_Work instructions_: What you give back should match the records word for word.

===== Records for processing

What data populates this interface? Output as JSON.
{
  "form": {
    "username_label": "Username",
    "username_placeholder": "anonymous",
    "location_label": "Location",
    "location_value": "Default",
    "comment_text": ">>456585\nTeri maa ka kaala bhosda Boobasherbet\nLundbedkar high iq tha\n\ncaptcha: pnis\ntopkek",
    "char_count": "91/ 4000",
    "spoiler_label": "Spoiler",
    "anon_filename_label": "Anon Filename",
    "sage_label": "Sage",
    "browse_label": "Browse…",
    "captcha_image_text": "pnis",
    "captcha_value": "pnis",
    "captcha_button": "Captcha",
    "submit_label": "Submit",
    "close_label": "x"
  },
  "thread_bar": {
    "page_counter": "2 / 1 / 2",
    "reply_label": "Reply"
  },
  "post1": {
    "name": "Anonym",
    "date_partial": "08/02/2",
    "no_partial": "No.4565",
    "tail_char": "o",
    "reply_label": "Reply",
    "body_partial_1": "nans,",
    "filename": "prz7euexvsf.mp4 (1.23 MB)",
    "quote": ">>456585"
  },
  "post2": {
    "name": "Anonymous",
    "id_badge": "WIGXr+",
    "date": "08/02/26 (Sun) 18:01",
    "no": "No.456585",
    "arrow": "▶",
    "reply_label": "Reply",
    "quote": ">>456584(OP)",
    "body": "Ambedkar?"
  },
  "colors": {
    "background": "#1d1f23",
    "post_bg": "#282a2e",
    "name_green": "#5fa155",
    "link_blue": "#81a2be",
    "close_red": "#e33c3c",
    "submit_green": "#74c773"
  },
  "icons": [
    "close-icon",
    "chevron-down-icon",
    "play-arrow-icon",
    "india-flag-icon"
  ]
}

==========

_Your response_:
What data populates this interface? Output as JSON.
{
  "form": {
    "username_label": "Username",
    "username_placeholder": "anonymous",
    "location_label": "Location",
    "location_value": "Default",
    "comment_text": ">>456585\nTeri maa ka kaala bhosda Boobasherbet\nLundbedkar high iq tha\n\ncaptcha: pnis\ntopkek",
    "char_count": "91/ 4000",
    "spoiler_label": "Spoiler",
    "anon_filename_label": "Anon Filename",
    "sage_label": "Sage",
    "browse_label": "Browse…",
    "captcha_image_text": "pnis",
    "captcha_value": "pnis",
    "captcha_button": "Captcha",
    "submit_label": "Submit",
    "close_label": "x"
  },
  "thread_bar": {
    "page_counter": "2 / 1 / 2",
    "reply_label": "Reply"
  },
  "post1": {
    "name": "Anonym",
    "date_partial": "08/02/2",
    "no_partial": "No.4565",
    "tail_char": "o",
    "reply_label": "Reply",
    "body_partial_1": "nans,",
    "filename": "prz7euexvsf.mp4 (1.23 MB)",
    "quote": ">>456585"
  },
  "post2": {
    "name": "Anonymous",
    "id_badge": "WIGXr+",
    "date": "08/02/26 (Sun) 18:01",
    "no": "No.456585",
    "arrow": "▶",
    "reply_label": "Reply",
    "quote": ">>456584(OP)",
    "body": "Ambedkar?"
  },
  "colors": {
    "background": "#1d1f23",
    "post_bg": "#282a2e",
    "name_green": "#5fa155",
    "link_blue": "#81a2be",
    "close_red": "#e33c3c",
    "submit_green": "#74c773"
  },
  "icons": [
    "close-icon",
    "chevron-down-icon",
    "play-arrow-icon",
    "india-flag-icon"
  ]
}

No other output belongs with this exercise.